As first graders at Clear Spring School are studying ornithology, they’re also using handsaws to carve model birds. Upper schoolers have made cigar box guitars and pinhole cameras—one student, interested in baking, made his own dough board. This year, a dozen new Sloyd knives, each sharp enough to give a case of shivers to most school administrators, were added to their toolbox.
Not a problem, says Doug Stowe, who leads the “Wisdom of the Hands” program he founded in 2001. “Working with real tools—which they do with great care—to do real things is just part of everyday life here.

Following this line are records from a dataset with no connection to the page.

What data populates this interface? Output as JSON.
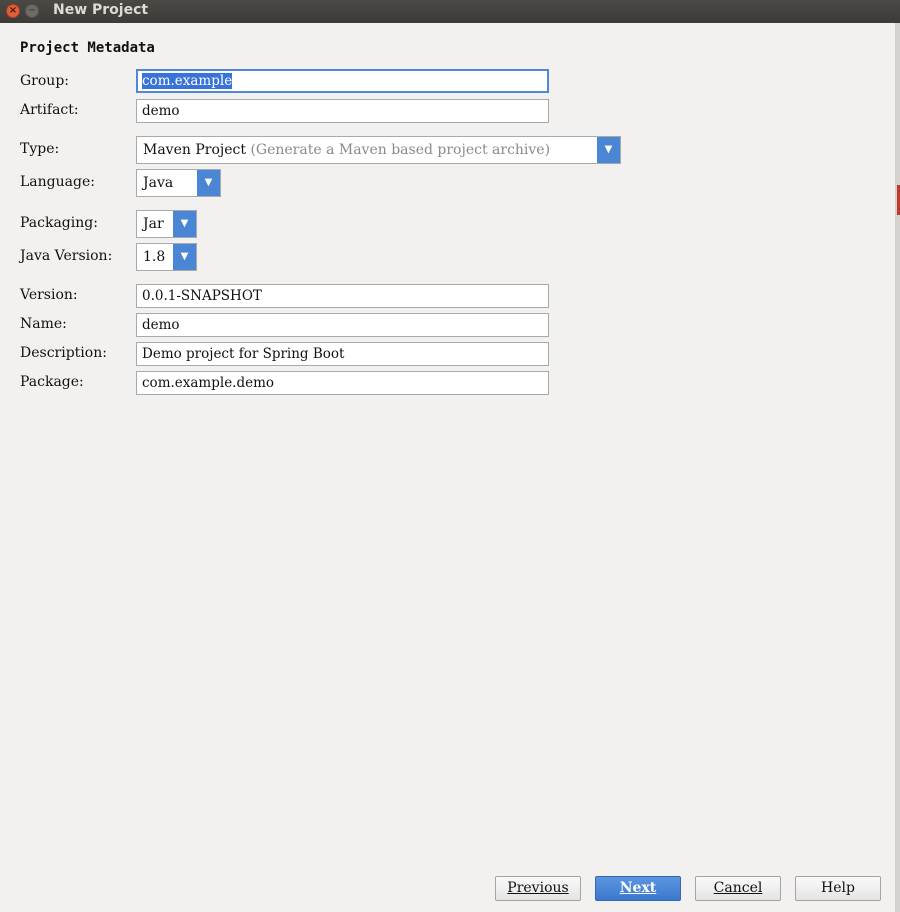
{
  "window": {
    "title": "New Project"
  },
  "section_title": "Project Metadata",
  "fields": {
    "group": {
      "label": "Group:",
      "value": "com.example"
    },
    "artifact": {
      "label": "Artifact:",
      "value": "demo"
    },
    "type": {
      "label": "Type:",
      "value": "Maven Project",
      "hint": "(Generate a Maven based project archive)"
    },
    "language": {
      "label": "Language:",
      "value": "Java"
    },
    "packaging": {
      "label": "Packaging:",
      "value": "Jar"
    },
    "java_version": {
      "label": "Java Version:",
      "value": "1.8"
    },
    "version": {
      "label": "Version:",
      "value": "0.0.1-SNAPSHOT"
    },
    "name": {
      "label": "Name:",
      "value": "demo"
    },
    "description": {
      "label": "Description:",
      "value": "Demo project for Spring Boot"
    },
    "package": {
      "label": "Package:",
      "value": "com.example.demo"
    }
  },
  "buttons": {
    "previous": "Previous",
    "next": "Next",
    "cancel": "Cancel",
    "help": "Help"
  },
  "icons": {
    "close": "close-icon",
    "minimize": "minimize-icon",
    "dropdown": "chevron-down-icon"
  },
  "colors": {
    "accent": "#4a86d5",
    "selection": "#3874d8",
    "titlebar": "#3c3b37",
    "dialog_bg": "#f2f1f0"
  }
}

The program helps clarify the way we teach; it’s based on the understanding that hands-on learning provides a crucial pathway to the development of character and intellect.” Projects reinforce what students are learning in other classes, adding depth, breadth, and interest while improving skill and confidence levels.
Twelfth grader Siddhi carved a bird feather from a piece of wood he’d been admiring for four years. “When everyone does a project—together or separately—it brings out your artistic side,” he says. “And you get amazing results, like a boat made by a whole class or individual guitars.” His younger brother Oakley, a fifth grader, started making wooden swords, knives, and axes at age six; he’s now making custom longboards.

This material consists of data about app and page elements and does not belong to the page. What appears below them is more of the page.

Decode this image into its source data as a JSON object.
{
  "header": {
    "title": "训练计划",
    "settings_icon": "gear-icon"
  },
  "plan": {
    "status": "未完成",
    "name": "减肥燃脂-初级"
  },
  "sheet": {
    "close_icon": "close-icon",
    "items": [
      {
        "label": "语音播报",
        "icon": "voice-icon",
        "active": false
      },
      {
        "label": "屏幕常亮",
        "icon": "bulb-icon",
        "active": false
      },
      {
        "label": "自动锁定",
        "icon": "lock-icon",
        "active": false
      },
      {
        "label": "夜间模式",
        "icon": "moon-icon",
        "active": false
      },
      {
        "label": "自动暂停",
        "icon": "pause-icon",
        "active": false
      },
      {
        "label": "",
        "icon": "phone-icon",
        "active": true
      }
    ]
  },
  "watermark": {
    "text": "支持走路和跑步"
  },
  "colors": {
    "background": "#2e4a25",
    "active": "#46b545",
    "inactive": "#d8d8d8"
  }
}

“Children naturally want to excel at something they can measure and compare,” says Mr. Stowe. “Their confidence emerges not because someone else has said they’re capable, but because they’ve discovered it for themselves.”